Within the records, which lines hold the string "price"? Report each one by copying it.
[TASK INPUTS Boundary: Start]
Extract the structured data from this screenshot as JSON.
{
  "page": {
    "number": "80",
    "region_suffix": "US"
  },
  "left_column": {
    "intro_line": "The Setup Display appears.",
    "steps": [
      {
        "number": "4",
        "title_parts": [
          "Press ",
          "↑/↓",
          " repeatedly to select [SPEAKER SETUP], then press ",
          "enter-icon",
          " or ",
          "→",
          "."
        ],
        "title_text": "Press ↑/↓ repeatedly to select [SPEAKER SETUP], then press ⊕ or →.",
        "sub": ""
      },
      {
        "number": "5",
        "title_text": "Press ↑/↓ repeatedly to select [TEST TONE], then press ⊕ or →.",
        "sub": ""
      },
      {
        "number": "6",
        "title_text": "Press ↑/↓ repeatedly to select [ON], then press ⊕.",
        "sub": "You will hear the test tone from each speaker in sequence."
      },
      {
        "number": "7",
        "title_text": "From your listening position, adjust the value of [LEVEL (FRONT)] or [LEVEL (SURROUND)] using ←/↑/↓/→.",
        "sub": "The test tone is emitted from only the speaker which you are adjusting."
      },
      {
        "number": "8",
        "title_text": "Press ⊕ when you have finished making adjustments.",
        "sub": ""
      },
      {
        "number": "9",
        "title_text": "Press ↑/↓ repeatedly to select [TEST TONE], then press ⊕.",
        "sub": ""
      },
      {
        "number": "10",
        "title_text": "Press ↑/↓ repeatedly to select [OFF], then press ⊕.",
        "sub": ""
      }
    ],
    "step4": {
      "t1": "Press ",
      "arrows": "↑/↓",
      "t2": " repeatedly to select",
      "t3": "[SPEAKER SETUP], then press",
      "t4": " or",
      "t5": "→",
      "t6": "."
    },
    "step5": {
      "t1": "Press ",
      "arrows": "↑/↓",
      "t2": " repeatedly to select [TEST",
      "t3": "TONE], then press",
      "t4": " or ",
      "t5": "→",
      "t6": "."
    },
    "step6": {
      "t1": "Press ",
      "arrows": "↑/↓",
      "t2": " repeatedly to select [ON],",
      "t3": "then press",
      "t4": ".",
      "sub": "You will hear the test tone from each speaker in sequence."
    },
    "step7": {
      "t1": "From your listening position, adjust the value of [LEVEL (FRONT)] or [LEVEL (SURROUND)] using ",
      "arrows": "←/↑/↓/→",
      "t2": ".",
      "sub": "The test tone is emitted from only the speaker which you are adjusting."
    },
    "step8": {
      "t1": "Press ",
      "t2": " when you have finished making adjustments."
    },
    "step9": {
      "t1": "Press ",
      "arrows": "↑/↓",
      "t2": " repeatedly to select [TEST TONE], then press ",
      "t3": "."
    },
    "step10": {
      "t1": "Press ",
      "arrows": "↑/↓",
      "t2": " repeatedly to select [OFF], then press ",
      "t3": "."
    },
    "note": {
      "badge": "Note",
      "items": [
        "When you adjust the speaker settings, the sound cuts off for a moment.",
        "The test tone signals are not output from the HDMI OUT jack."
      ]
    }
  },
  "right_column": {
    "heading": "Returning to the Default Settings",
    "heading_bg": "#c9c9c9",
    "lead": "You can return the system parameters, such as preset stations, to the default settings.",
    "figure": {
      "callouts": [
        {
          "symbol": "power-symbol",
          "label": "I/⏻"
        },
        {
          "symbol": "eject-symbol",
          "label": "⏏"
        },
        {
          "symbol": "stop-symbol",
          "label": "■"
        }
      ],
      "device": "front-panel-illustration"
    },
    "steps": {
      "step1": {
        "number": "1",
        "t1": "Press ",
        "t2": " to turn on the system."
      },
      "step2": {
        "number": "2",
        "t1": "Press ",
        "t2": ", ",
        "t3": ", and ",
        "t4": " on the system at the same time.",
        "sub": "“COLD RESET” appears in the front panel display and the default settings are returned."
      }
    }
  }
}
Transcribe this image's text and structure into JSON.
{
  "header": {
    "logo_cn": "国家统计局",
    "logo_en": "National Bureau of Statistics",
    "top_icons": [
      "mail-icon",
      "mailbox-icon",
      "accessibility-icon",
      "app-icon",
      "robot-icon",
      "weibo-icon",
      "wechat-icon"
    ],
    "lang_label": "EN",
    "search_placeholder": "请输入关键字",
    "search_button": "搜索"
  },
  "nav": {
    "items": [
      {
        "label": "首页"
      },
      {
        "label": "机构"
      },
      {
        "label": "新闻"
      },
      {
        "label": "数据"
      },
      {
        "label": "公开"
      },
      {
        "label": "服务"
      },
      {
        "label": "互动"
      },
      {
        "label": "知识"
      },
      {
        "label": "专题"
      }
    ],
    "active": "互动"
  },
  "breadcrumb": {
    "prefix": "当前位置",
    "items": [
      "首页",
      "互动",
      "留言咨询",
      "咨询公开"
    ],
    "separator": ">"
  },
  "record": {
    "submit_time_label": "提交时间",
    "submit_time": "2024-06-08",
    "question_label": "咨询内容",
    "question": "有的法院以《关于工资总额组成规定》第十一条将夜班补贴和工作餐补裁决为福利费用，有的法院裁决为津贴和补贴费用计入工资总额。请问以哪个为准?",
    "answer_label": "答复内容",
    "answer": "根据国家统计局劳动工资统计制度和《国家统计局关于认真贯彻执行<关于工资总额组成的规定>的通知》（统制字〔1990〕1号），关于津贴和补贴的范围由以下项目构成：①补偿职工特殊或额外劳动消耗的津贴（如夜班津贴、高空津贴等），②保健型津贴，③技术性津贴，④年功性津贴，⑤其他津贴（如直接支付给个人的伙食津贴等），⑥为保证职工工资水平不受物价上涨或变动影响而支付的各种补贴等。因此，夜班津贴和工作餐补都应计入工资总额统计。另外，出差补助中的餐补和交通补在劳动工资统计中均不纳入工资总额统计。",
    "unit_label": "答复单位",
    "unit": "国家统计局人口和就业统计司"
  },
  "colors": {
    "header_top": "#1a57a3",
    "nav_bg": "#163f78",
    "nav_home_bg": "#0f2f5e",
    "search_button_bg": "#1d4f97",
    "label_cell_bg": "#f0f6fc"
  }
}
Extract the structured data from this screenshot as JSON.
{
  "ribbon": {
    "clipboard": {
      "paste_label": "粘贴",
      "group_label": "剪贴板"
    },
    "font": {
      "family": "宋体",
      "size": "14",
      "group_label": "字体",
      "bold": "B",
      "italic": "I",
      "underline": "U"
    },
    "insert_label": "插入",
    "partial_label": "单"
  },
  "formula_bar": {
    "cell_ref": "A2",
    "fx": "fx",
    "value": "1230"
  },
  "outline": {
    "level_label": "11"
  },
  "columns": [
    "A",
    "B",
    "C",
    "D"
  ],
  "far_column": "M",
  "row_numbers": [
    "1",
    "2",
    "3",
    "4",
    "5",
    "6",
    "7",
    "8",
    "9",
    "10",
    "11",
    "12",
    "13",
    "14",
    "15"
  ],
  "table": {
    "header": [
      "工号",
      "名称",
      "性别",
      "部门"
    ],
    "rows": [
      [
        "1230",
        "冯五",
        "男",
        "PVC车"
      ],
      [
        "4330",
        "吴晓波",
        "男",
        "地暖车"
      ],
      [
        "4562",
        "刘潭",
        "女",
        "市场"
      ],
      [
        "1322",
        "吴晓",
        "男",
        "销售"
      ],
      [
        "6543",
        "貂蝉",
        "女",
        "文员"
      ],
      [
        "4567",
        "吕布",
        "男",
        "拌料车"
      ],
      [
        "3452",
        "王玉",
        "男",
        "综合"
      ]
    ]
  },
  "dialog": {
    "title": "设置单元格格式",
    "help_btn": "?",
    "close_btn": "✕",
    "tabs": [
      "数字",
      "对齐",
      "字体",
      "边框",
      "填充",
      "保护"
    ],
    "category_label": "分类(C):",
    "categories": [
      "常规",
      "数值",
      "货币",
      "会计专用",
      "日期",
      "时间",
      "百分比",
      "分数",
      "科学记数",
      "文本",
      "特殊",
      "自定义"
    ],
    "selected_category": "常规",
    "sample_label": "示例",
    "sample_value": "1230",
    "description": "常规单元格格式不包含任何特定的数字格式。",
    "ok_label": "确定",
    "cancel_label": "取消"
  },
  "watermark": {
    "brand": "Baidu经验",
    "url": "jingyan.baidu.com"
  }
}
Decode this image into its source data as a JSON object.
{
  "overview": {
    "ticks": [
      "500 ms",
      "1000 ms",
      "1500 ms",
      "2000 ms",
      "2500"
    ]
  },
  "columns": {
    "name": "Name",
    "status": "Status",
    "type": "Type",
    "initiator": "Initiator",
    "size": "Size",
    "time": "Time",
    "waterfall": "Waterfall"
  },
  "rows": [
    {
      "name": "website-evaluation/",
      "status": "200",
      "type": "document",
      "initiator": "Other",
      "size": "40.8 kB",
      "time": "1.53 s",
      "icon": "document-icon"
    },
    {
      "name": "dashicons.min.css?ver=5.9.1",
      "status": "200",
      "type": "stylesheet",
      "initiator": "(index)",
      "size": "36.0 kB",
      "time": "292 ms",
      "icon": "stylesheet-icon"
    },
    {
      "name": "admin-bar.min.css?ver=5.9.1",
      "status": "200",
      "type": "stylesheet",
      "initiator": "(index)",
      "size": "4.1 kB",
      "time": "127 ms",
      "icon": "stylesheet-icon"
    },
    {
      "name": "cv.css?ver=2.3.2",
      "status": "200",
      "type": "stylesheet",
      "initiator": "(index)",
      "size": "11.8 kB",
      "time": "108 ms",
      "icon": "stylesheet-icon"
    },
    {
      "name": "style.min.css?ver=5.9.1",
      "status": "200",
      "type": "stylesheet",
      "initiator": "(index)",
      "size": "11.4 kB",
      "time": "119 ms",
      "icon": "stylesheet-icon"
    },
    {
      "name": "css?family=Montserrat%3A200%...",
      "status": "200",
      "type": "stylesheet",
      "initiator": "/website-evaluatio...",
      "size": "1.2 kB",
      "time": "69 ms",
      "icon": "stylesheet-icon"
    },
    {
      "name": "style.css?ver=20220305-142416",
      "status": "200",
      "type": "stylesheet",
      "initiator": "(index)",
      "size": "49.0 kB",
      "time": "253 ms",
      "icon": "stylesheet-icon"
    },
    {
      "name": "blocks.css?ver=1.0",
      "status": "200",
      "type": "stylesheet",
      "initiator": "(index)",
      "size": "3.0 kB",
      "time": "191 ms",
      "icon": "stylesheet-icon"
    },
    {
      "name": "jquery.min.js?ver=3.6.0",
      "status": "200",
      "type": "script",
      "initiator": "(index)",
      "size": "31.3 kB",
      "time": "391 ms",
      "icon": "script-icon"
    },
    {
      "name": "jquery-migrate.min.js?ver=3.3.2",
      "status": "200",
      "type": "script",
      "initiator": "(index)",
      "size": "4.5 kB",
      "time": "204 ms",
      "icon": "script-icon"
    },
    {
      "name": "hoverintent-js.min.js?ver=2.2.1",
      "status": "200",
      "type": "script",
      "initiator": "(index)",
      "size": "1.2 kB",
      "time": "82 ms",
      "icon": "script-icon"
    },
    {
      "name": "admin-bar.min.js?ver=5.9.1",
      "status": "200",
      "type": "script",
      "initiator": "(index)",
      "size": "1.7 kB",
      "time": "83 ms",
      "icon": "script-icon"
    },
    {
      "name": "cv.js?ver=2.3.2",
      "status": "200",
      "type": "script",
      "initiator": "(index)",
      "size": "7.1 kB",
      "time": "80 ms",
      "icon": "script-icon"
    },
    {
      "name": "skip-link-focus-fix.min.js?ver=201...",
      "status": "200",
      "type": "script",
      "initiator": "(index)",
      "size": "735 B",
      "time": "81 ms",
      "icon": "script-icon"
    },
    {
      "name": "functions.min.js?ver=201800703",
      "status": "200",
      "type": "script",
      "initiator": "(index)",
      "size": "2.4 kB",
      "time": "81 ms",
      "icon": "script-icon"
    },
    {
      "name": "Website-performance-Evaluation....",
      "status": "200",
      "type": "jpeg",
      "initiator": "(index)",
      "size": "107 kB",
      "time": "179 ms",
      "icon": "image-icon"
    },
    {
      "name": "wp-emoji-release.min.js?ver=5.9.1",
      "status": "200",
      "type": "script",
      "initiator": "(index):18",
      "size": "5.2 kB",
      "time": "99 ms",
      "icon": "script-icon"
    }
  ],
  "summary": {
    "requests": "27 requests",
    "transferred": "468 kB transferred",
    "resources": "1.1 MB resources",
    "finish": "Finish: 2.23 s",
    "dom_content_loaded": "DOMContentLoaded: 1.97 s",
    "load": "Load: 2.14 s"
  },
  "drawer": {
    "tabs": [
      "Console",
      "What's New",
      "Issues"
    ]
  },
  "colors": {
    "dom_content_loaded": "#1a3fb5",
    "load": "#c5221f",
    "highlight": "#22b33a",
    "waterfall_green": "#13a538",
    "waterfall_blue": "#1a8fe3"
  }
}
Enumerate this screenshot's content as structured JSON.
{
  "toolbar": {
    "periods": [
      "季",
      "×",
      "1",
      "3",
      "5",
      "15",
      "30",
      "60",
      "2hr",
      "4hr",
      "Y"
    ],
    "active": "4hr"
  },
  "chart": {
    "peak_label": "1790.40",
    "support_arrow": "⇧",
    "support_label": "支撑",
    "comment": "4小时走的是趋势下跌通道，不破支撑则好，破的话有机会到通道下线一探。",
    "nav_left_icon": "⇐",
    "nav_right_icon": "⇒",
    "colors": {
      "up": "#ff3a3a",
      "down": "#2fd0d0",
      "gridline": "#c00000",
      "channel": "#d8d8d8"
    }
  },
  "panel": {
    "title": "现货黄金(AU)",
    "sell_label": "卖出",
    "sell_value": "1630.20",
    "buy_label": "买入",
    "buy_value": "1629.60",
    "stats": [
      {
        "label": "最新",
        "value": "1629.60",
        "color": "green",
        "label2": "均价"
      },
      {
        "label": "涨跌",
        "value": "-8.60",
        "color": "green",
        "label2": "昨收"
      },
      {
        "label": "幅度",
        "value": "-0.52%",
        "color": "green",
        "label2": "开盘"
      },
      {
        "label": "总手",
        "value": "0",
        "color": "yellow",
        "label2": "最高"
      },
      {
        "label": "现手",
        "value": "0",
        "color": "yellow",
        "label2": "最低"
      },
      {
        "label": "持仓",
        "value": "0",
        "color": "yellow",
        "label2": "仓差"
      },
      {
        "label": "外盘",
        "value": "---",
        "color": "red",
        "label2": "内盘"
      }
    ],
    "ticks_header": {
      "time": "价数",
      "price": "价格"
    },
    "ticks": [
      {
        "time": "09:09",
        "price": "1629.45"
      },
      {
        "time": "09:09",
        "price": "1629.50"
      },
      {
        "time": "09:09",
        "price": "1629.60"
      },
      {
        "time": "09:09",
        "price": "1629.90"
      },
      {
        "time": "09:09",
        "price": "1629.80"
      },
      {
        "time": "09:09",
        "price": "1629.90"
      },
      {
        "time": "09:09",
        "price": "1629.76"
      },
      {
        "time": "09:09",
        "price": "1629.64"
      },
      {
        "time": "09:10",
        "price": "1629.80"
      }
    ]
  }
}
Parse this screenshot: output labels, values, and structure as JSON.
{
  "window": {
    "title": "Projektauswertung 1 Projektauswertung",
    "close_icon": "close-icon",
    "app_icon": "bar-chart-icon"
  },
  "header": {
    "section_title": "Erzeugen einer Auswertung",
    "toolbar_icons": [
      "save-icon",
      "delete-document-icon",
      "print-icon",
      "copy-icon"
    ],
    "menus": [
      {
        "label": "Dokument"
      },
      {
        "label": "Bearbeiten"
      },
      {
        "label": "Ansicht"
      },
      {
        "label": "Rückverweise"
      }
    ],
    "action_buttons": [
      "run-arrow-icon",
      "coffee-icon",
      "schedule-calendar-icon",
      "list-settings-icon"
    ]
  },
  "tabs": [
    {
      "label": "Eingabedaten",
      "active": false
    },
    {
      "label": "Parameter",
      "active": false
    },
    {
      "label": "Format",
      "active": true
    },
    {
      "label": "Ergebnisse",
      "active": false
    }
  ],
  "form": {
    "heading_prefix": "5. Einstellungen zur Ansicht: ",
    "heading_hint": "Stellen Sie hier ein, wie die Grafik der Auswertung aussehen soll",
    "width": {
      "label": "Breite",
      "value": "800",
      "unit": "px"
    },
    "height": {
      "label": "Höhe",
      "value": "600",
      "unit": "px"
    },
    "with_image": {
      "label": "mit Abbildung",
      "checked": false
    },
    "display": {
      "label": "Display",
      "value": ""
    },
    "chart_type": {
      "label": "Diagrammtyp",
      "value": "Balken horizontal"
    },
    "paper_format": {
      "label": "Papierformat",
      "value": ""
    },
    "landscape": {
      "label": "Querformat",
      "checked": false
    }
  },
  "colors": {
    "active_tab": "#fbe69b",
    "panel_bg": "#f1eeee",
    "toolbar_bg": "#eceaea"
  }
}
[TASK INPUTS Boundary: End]
== SOLUTION TO THIS EXERCISE ==
      "price": "价格"
        "price": "1629.45"
        "price": "1629.50"
        "price": "1629.60"
        "price": "1629.90"
        "price": "1629.80"
        "price": "1629.90"
        "price": "1629.76"
        "price": "1629.64"
        "price": "1629.80"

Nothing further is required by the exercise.